Prior to the release of Concrete and Gold, the band released two singles: “Run” and “The Sky Is a Neighborhood.” “Run” was released first on June 1, giving fans something to be excited about for the remainder of the summer.
“Run” encompasses everything that fans love about the Foo Fighters, as it starts off on a lighter note, with just vocals and a recognizable arpeggio, before immediately switching to heavy guitar riffs and loud drums, which are accompanied by Grohl’s mixture of screaming and singing. The song has a familiar sound to Foo Fighter classics, such as “The Pretender” (2007) and “These Days” (2011), which made it a smart song to be debuted before the release of the album.
The second single, “The Sky Is a Neighborhood,” was released on Aug. 23 and gave fans a sense of how the rest of Concrete and Gold would sound. With Alison Mosshart, vocalist of both The Kills and The Dead Weather, performing backup vocals during the chorus, Grohl creates a powerful and metal sound that compliments the overall composition of the song.
While a majority of the album consists of the Foo Fighters playing their signature loud rock music, the band takes the time to slow it down on the acoustic track.
The 11th and final track on the album and titular song “Concrete and Gold” provides a powerful ending for the record.

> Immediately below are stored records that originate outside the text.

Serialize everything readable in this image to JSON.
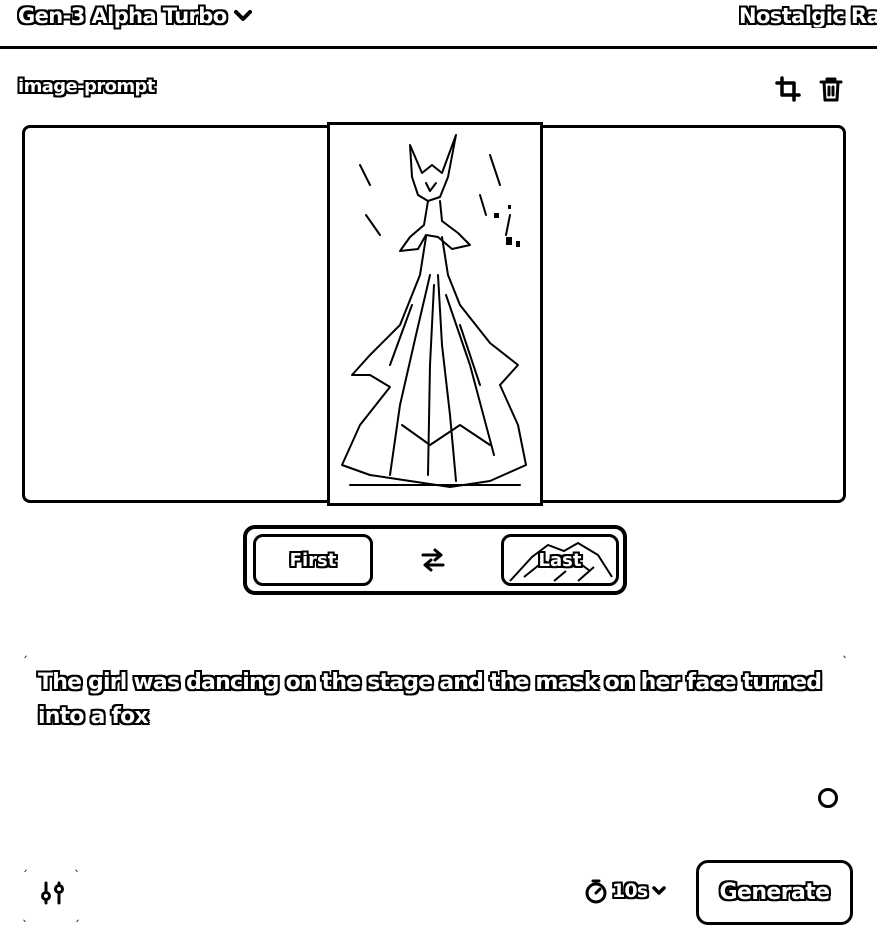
{
  "header": {
    "model_name": "Gen-3 Alpha Turbo",
    "style_preset": "Nostalgic Ra"
  },
  "image_prompt": {
    "label": "image-prompt",
    "keyframes": {
      "first_label": "First",
      "last_label": "Last"
    }
  },
  "prompt": {
    "text": "The girl was dancing on the stage and the mask on her face turned into a fox"
  },
  "footer": {
    "duration": "10s",
    "generate_label": "Generate"
  },
  "icons": [
    "chevron-down-icon",
    "crop-icon",
    "trash-icon",
    "swap-icon",
    "circle-icon",
    "settings-icon",
    "timer-icon"
  ]
}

The band slows down the rock guitars for “Concrete and Gold,” but manages to maintain the loudness and power behind the electric guitars, creating an eerie yet transfixing sound.
Overall, Concrete and Gold is a strong follow-up to the Foo Fighters' previous albums, and should make for a successful world tour.u